Records to process:
◇ ◇ ◇

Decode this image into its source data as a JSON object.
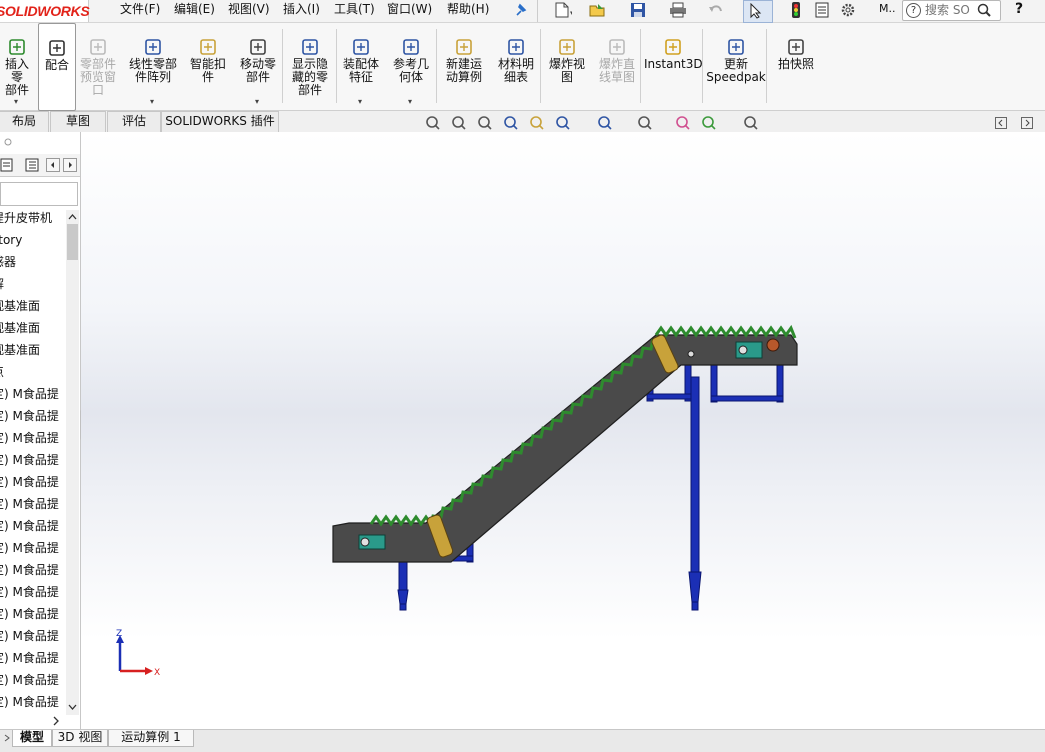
{
  "app": {
    "logo_text": "SOLIDWORKS"
  },
  "menu": [
    "文件(F)",
    "编辑(E)",
    "视图(V)",
    "插入(I)",
    "工具(T)",
    "窗口(W)",
    "帮助(H)"
  ],
  "quick_access": {
    "icons": [
      "pin-icon",
      "new-document-icon",
      "open-icon",
      "save-icon",
      "print-icon",
      "undo-icon",
      "select-arrow-icon",
      "rebuild-traffic-light-icon",
      "file-properties-icon",
      "options-gear-icon"
    ],
    "extra_label": "M..",
    "search_placeholder": "搜索 SO",
    "help_label": "?"
  },
  "ribbon": [
    {
      "id": "insert-part",
      "label": "插入零\n部件",
      "icon": "insert-component-icon",
      "disabled": false,
      "dropdown": true,
      "active": false
    },
    {
      "id": "mate",
      "label": "配合",
      "icon": "mate-paperclip-icon",
      "disabled": false,
      "dropdown": false,
      "active": true
    },
    {
      "id": "component-preview",
      "label": "零部件\n预览窗\n口",
      "icon": "component-preview-icon",
      "disabled": true,
      "dropdown": false,
      "active": false
    },
    {
      "id": "linear-pattern",
      "label": "线性零部\n件阵列",
      "icon": "linear-pattern-icon",
      "disabled": false,
      "dropdown": true,
      "active": false
    },
    {
      "id": "smart-fasteners",
      "label": "智能扣\n件",
      "icon": "smart-fastener-icon",
      "disabled": false,
      "dropdown": false,
      "active": false
    },
    {
      "id": "move-component",
      "label": "移动零\n部件",
      "icon": "move-component-icon",
      "disabled": false,
      "dropdown": true,
      "active": false
    },
    {
      "id": "show-hidden",
      "label": "显示隐\n藏的零\n部件",
      "icon": "show-hidden-icon",
      "disabled": false,
      "dropdown": false,
      "active": false
    },
    {
      "id": "assembly-features",
      "label": "装配体\n特征",
      "icon": "assembly-feature-icon",
      "disabled": false,
      "dropdown": true,
      "active": false
    },
    {
      "id": "reference-geometry",
      "label": "参考几\n何体",
      "icon": "reference-geometry-icon",
      "disabled": false,
      "dropdown": true,
      "active": false
    },
    {
      "id": "new-motion-study",
      "label": "新建运\n动算例",
      "icon": "motion-study-icon",
      "disabled": false,
      "dropdown": false,
      "active": false
    },
    {
      "id": "bom",
      "label": "材料明\n细表",
      "icon": "bill-of-materials-icon",
      "disabled": false,
      "dropdown": false,
      "active": false
    },
    {
      "id": "exploded-view",
      "label": "爆炸视\n图",
      "icon": "exploded-view-icon",
      "disabled": false,
      "dropdown": false,
      "active": false
    },
    {
      "id": "explode-line-sketch",
      "label": "爆炸直\n线草图",
      "icon": "explode-line-icon",
      "disabled": true,
      "dropdown": false,
      "active": false
    },
    {
      "id": "instant3d",
      "label": "Instant3D",
      "icon": "instant3d-icon",
      "disabled": false,
      "dropdown": false,
      "active": false
    },
    {
      "id": "speedpak",
      "label": "更新\nSpeedpak",
      "icon": "speedpak-icon",
      "disabled": false,
      "dropdown": false,
      "active": false
    },
    {
      "id": "snapshot",
      "label": "拍快照",
      "icon": "camera-icon",
      "disabled": false,
      "dropdown": false,
      "active": false
    }
  ],
  "command_tabs": [
    "布局",
    "草图",
    "评估",
    "SOLIDWORKS 插件"
  ],
  "heads_up_icons": [
    "zoom-to-fit-icon",
    "zoom-to-area-icon",
    "previous-view-icon",
    "section-view-icon",
    "dynamic-annotation-icon",
    "view-orientation-icon",
    "display-style-icon",
    "hide-show-items-icon",
    "edit-appearance-icon",
    "apply-scene-icon",
    "view-settings-icon"
  ],
  "feature_tree": {
    "items": [
      "提升皮带机",
      "story",
      "感器",
      "解",
      "视基准面",
      "视基准面",
      "视基准面",
      "点",
      "定) M食品提",
      "定) M食品提",
      "定) M食品提",
      "定) M食品提",
      "定) M食品提",
      "定) M食品提",
      "定) M食品提",
      "定) M食品提",
      "定) M食品提",
      "定) M食品提",
      "定) M食品提",
      "定) M食品提",
      "定) M食品提",
      "定) M食品提",
      "定) M食品提"
    ]
  },
  "triad": {
    "z_label": "Z",
    "x_label": "X"
  },
  "bottom_tabs": [
    "模型",
    "3D 视图",
    "运动算例 1"
  ],
  "colors": {
    "frame_blue": "#1b2fb5",
    "belt_cleat_green": "#2e8b2e",
    "belt_gray": "#4a4a4a"
  }
}
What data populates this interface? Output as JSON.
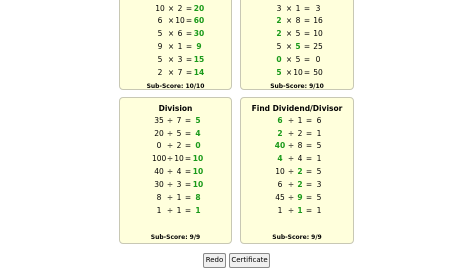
{
  "panels": {
    "top_left": {
      "rows": [
        [
          "10",
          "×",
          "2",
          "=",
          "20"
        ],
        [
          "6",
          "×",
          "10",
          "=",
          "60"
        ],
        [
          "5",
          "×",
          "6",
          "=",
          "30"
        ],
        [
          "9",
          "×",
          "1",
          "=",
          "9"
        ],
        [
          "5",
          "×",
          "3",
          "=",
          "15"
        ],
        [
          "2",
          "×",
          "7",
          "=",
          "14"
        ]
      ],
      "subscore": "Sub-Score: 10/10"
    },
    "top_right": {
      "rows": [
        [
          "3",
          "×",
          "1",
          "=",
          "3"
        ],
        [
          "2",
          "×",
          "8",
          "=",
          "16"
        ],
        [
          "2",
          "×",
          "5",
          "=",
          "10"
        ],
        [
          "5",
          "×",
          "5",
          "=",
          "25"
        ],
        [
          "0",
          "×",
          "5",
          "=",
          "0"
        ],
        [
          "5",
          "×",
          "10",
          "=",
          "50"
        ]
      ],
      "subscore": "Sub-Score: 9/10"
    },
    "division": {
      "title": "Division",
      "rows": [
        [
          "35",
          "÷",
          "7",
          "=",
          "5"
        ],
        [
          "20",
          "÷",
          "5",
          "=",
          "4"
        ],
        [
          "0",
          "÷",
          "2",
          "=",
          "0"
        ],
        [
          "100",
          "÷",
          "10",
          "=",
          "10"
        ],
        [
          "40",
          "÷",
          "4",
          "=",
          "10"
        ],
        [
          "30",
          "÷",
          "3",
          "=",
          "10"
        ],
        [
          "8",
          "÷",
          "1",
          "=",
          "8"
        ],
        [
          "1",
          "÷",
          "1",
          "=",
          "1"
        ]
      ],
      "subscore": "Sub-Score: 9/9"
    },
    "find": {
      "title": "Find Dividend/Divisor",
      "rows": [
        [
          "6",
          "÷",
          "1",
          "=",
          "6"
        ],
        [
          "2",
          "÷",
          "2",
          "=",
          "1"
        ],
        [
          "40",
          "÷",
          "8",
          "=",
          "5"
        ],
        [
          "4",
          "÷",
          "4",
          "=",
          "1"
        ],
        [
          "10",
          "÷",
          "2",
          "=",
          "5"
        ],
        [
          "6",
          "÷",
          "2",
          "=",
          "3"
        ],
        [
          "45",
          "÷",
          "9",
          "=",
          "5"
        ],
        [
          "1",
          "÷",
          "1",
          "=",
          "1"
        ]
      ],
      "subscore": "Sub-Score: 9/9"
    }
  },
  "buttons": {
    "redo": "Redo",
    "certificate": "Certificate"
  }
}
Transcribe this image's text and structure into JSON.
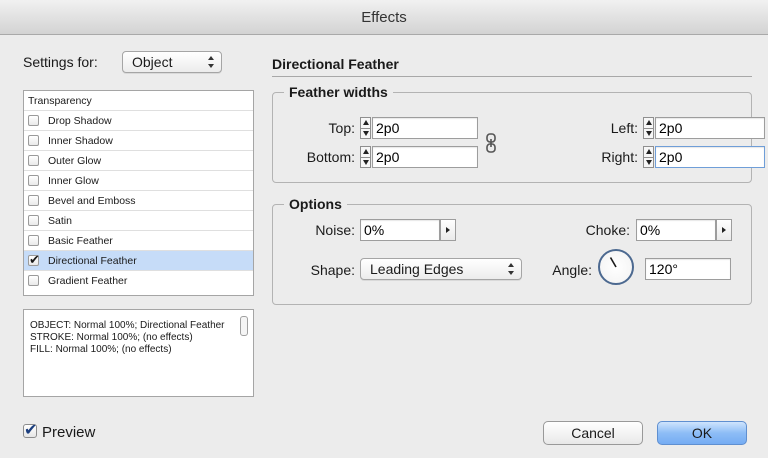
{
  "window": {
    "title": "Effects"
  },
  "settings_for": {
    "label": "Settings for:",
    "value": "Object"
  },
  "effects_list": [
    {
      "label": "Transparency",
      "has_checkbox": false,
      "checked": false,
      "selected": false
    },
    {
      "label": "Drop Shadow",
      "has_checkbox": true,
      "checked": false,
      "selected": false
    },
    {
      "label": "Inner Shadow",
      "has_checkbox": true,
      "checked": false,
      "selected": false
    },
    {
      "label": "Outer Glow",
      "has_checkbox": true,
      "checked": false,
      "selected": false
    },
    {
      "label": "Inner Glow",
      "has_checkbox": true,
      "checked": false,
      "selected": false
    },
    {
      "label": "Bevel and Emboss",
      "has_checkbox": true,
      "checked": false,
      "selected": false
    },
    {
      "label": "Satin",
      "has_checkbox": true,
      "checked": false,
      "selected": false
    },
    {
      "label": "Basic Feather",
      "has_checkbox": true,
      "checked": false,
      "selected": false
    },
    {
      "label": "Directional Feather",
      "has_checkbox": true,
      "checked": true,
      "selected": true
    },
    {
      "label": "Gradient Feather",
      "has_checkbox": true,
      "checked": false,
      "selected": false
    }
  ],
  "summary": {
    "line1": "OBJECT: Normal 100%; Directional Feather",
    "line2": "STROKE: Normal 100%; (no effects)",
    "line3": "FILL: Normal 100%; (no effects)"
  },
  "panel": {
    "title": "Directional Feather",
    "feather_widths": {
      "legend": "Feather widths",
      "top_label": "Top:",
      "top_value": "2p0",
      "bottom_label": "Bottom:",
      "bottom_value": "2p0",
      "left_label": "Left:",
      "left_value": "2p0",
      "right_label": "Right:",
      "right_value": "2p0",
      "link_icon": "chain-link-icon"
    },
    "options": {
      "legend": "Options",
      "noise_label": "Noise:",
      "noise_value": "0%",
      "choke_label": "Choke:",
      "choke_value": "0%",
      "shape_label": "Shape:",
      "shape_value": "Leading Edges",
      "angle_label": "Angle:",
      "angle_value": "120°",
      "angle_degrees": 120
    }
  },
  "footer": {
    "preview_label": "Preview",
    "preview_checked": true,
    "cancel_label": "Cancel",
    "ok_label": "OK"
  },
  "colors": {
    "selection": "#c6dcf8",
    "ok_button": "#8dbdf6",
    "window_bg": "#ececec"
  }
}
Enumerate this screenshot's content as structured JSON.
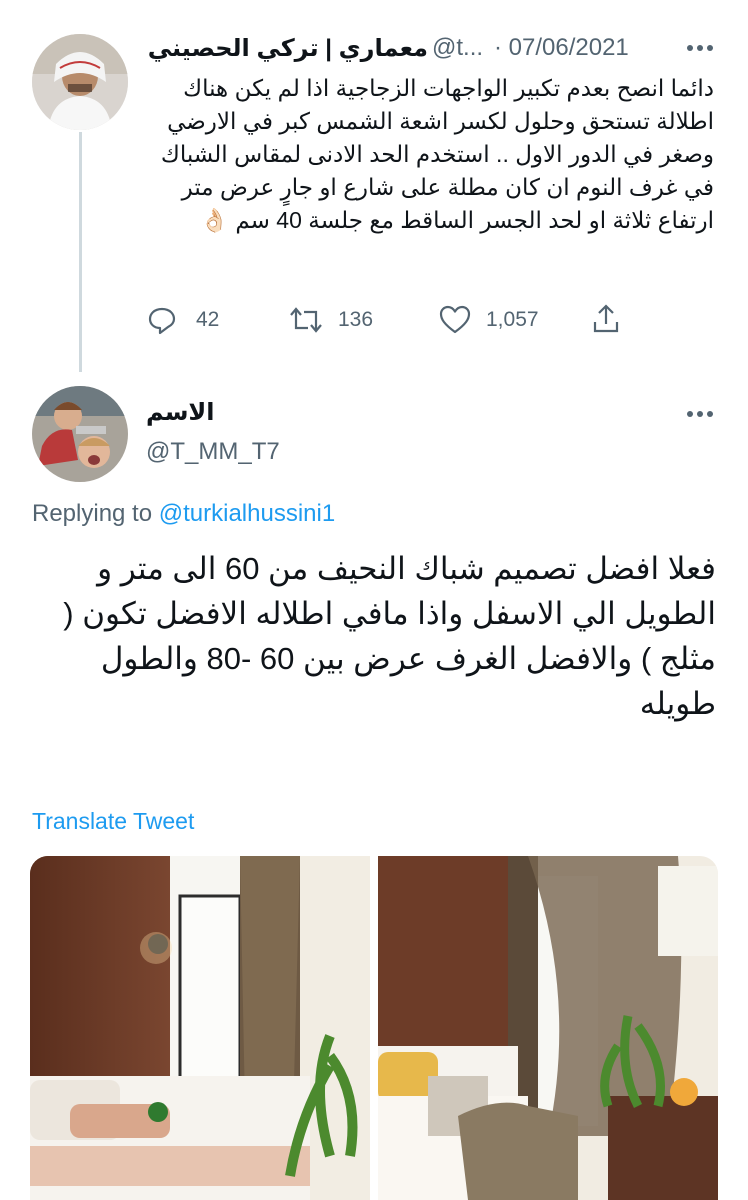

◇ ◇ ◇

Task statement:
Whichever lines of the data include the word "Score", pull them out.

Result of this task:
      "subscore": "Sub-Score: 10/10"
      "subscore": "Sub-Score: 9/10"
      "subscore": "Sub-Score: 9/9"
      "subscore": "Sub-Score: 9/9"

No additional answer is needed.